DALLAS, Texas — Diabetes and obesity often go hand-in-hand when it comes to declining health. With that in mind, a team of researchers says drastic weight loss may be the best medicine to treat and possibly cure cases of type 2 diabetes.
Study authors find that a drop in bodyweight of 15 percent should become the primary focus for patients dealing with type 2 diabetes (T2D). They add significant weight loss shows the potential to slow or even reverse the condition in many cases. Weight loss also cuts down on the medical complications which can stem from having diabetes while being overweight.
“We propose that for most patients with type 2 diabetes without cardiovascular disease, the main treatment focus should be managing the key underlying abnormality and driver of the disease: obesity,” says paper co-author Dr. Ildiko Lingvay from the University of Texas Southwestern Medical Center in a media release.
“Such an approach would have the added benefit of addressing not just high blood sugar, but other obesity-related complications, such as fatty liver, obstructive sleep apnea, osteoarthritis, high blood pressure and an elevated blood fats profile, thus having a much greater impact on the person’s overall health than just managing blood sugar alone.”
The new findings come from several sources, including the DiRECT trial which examined how intensive lifestyle interventions benefited patients who were overweight or obese and had T2D for less than six years. The results of that study revealed that seven in 10 patients who lost an average of 15 percent of their bodyweight experienced a remission of their diabetes within two years.
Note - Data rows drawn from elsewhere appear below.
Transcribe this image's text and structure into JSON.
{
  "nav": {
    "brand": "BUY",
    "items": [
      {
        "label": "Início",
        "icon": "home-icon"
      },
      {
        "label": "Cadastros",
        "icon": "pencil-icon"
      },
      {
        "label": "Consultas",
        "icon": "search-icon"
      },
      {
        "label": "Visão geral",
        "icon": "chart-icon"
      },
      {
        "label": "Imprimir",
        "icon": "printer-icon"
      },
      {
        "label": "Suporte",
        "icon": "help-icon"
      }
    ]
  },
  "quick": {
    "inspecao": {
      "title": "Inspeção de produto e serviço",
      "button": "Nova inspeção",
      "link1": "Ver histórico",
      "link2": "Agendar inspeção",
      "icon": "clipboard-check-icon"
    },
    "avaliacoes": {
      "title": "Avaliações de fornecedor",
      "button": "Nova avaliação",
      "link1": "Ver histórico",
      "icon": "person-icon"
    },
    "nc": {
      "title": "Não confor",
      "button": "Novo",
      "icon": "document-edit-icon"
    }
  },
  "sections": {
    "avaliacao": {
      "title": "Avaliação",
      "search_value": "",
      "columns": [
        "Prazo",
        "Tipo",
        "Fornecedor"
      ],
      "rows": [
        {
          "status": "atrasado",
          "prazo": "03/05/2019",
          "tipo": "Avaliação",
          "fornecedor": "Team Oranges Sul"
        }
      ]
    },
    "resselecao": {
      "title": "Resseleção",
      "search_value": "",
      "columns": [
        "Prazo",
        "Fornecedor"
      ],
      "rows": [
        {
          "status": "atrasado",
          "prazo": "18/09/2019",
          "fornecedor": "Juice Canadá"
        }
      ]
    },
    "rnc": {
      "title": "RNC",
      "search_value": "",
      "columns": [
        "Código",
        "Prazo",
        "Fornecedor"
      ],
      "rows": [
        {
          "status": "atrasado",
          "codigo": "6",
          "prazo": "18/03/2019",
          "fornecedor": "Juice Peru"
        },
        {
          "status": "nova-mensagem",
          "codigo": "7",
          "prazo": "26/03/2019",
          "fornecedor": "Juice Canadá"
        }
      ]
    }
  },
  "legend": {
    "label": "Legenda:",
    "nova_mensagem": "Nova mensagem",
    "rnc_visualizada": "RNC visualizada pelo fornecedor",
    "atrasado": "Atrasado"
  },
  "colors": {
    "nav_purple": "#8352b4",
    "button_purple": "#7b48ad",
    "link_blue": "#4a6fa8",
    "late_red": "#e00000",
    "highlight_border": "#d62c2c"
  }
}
Studies of bariatric weight loss surgery also showed that the procedure results in sustained and immediate health benefits for T2D patients.
Weight loss drugs can also help reverse diabetes
Along with dieting and weight loss surgery, the international team finds several drugs can also help overweight diabetes patients shed excess pounds. The review names five drugs in particular which have received approval from at least one regulatory authority worldwide. These include orlistat, phentermine–topiramate, naltrexone–bupropion, liraglutide 3.0 mg, and semaglutide 2.4 mg.
In the United States, the U.S. Food and Drug Administration approved semaglutide for use as a weight management drug in June of 2021. Researchers note that other drugs, such as tirzepatide, are also in development and show promise as a weight loss medication.
Previous studies on semaglutide and tirzepatide have demonstrated that over a quarter of diabetes patients using these drugs have lost the recommended 15 percent of their weight. Moreover, these patients saw their blood sugar control normalize after this weight loss.
Obesity is the key driver of diabetes in most patients
Study authors note that 40 to 70 percent of type 2 diabetes patients experience one or more features of insulin resistance. This means their condition is likely a result of increasing body fat.
“Key features that identify people in whom increasing body fat is a key mechanistic contributor to type 2 diabetes are the presence of central adiposity (fat around the waist), increased waist circumference, multiple skin tags, high blood pressure, and fatty liver disease,” explains Dr. Lingvay. “In this population, we propose a treatment goal of total weight loss of at least 15%, with the intention of not merely improving blood sugar control, but rather as the most effective way to disrupt the core pathophysiology of type 2 diabetes and thus change its course in the long term and prevent its associated metabolic complications.”
Due to these findings, the team says it’s time to redefine the goals for treating diabetes. First, they believe treatment guidelines should shift their focus from managing diabetes to sustaining significant weight loss among T2D patients.
“Also vital is that medical practice management should refocus to effectively incorporate weight management for patients with type 2 diabetes,“ adds Dr. Lingvay. “Health-care providers, especially those managing people with diabetes routinely, should be trained and become experienced in all aspects of obesity management.”
“The time is right to consider the addition of substantial weight loss as a principal target for the treatment of many patients with type 2 diabetes,” the team concludes.
Researchers presented their findings at the Annual Meeting of the European Association for the Study of Diabetes.